Start of Block
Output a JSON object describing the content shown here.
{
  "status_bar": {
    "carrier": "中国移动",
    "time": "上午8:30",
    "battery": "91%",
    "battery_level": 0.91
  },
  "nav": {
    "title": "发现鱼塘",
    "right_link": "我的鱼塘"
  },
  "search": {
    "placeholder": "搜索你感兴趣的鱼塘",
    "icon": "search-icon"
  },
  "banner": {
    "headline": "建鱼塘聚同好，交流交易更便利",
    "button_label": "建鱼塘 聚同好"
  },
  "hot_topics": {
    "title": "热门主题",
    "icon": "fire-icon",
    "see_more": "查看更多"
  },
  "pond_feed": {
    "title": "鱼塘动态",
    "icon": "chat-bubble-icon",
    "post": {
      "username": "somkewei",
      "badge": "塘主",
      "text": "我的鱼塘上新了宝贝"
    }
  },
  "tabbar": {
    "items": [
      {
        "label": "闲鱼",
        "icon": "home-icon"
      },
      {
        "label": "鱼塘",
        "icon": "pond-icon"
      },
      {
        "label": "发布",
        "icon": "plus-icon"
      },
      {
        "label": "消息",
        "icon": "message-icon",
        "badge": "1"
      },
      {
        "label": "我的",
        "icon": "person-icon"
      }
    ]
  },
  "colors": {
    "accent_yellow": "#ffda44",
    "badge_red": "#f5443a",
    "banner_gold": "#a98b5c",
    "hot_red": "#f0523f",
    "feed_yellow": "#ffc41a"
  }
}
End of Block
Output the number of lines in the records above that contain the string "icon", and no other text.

■ Result of the exercise ■
8